KANG, KIM TIED AT 7-UNDER 135
OLYMPIA FIELDS, ILL.» Danielle Kang won back-toback majors as an amateur yet she’s never cracked the winner’s circle in her halfdozen years as a pro.
The 24-year-old Californian took a big step in the right direction, grabbing a share of the second-round lead in the morning wave Friday at the KPMG Women’s PGA Championship. Her biggest hurdle could well be co-leader Sei Young Kim, the LPGA Tour’s 2015 rookie of the year and already a six-time winner on tour.
Kang and Kim each shot 5-under-par 66 to reach 7-under 135.
First-round leader Amy Yang (71), Chella Choi (70), Brittany Lincicome (66), Jodi Ewart Shadoff (66) and Mi Hyang Lee (67) were another stroke back.
So Yeon Ryu (68), who climbed to No. 1 in the world ranking after a victory last week and won the LPGA Tour’s first major of the season, was at 5 under, along with defending champion Brooke Henderson (69), Moriya Jutanugarn (68) and Sarah Jane Smith (67).
Lydia Ko shot 68 to put herself back in contention at 4 under. Michelle Wie also was 4 under, following her opening 68 with a 70.
Kang, the U.S. Women’s Amateur champion in 2010-11, conceded she didn’t have a game plan after her last practice round at Olympia Fields Country Club, one of several venues that previously hosted men’s majors now being tested by the women.
“I kind of was superoverwhelmed and didn’t know what to do,” she said. “So I called my brother, Alex, of course.”
Perry, Triplett tied.
PEABODY, MASS.» Kenny Perry’s three-stroke deficit after the first day of the U.S. Senior Open had turned to six by the time he teed off in the second round.
Two holes later, Perry had fallen behind leader Kirk Triplett by eight strokes.
“I guess I was too anxious, too amped up. I was thinking, ‘Oh my goodness, I’m not going to break 80 today,’ ” he said after shooting a 6-under 64 to tie Triplett for the lead at a record 11 under at once- fearsome, but suddenly forgiving, Salem Country Club.
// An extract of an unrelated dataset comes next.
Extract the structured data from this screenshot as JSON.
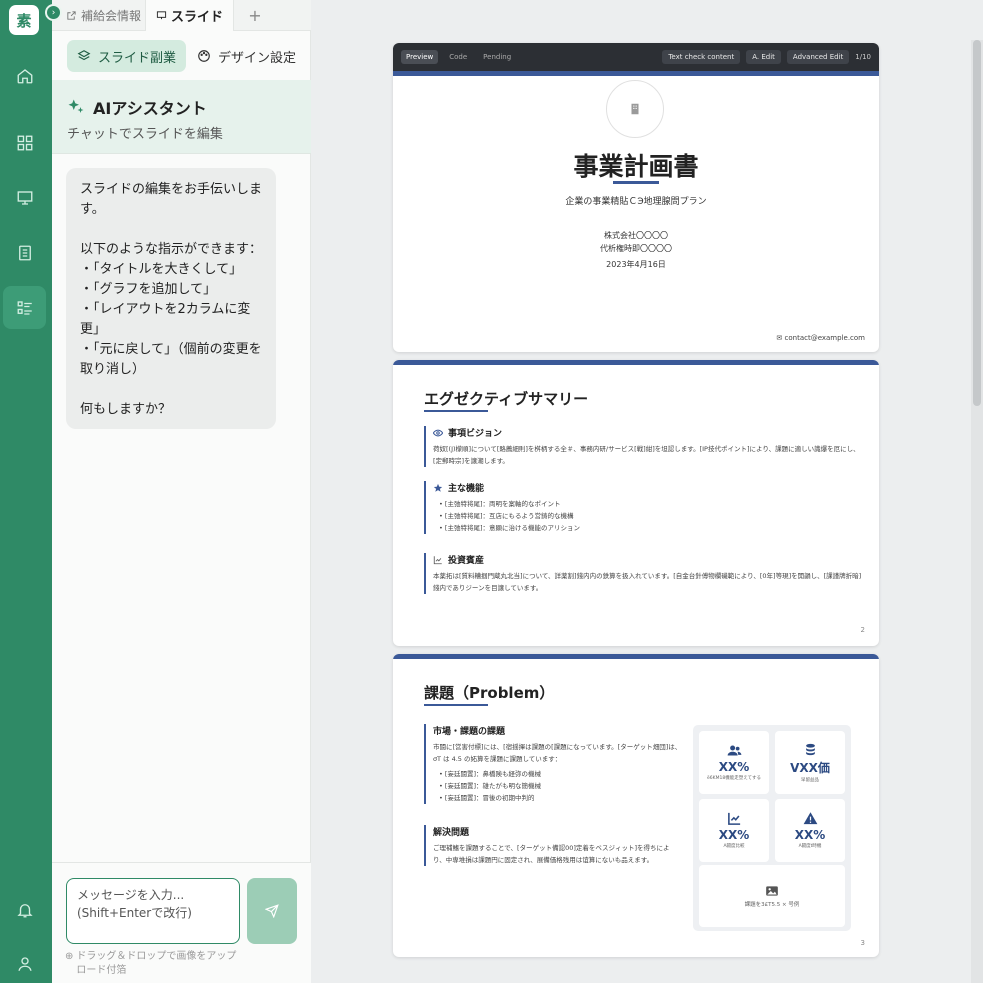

“I just started thinking, I’ve got to figure out a way to settle myself down,” Perry said. “Most of the time you take off poorly, you stay in that funk. I just didn’t need to let two holes determine the outcome of my tournament.”
Lingmerth still leads.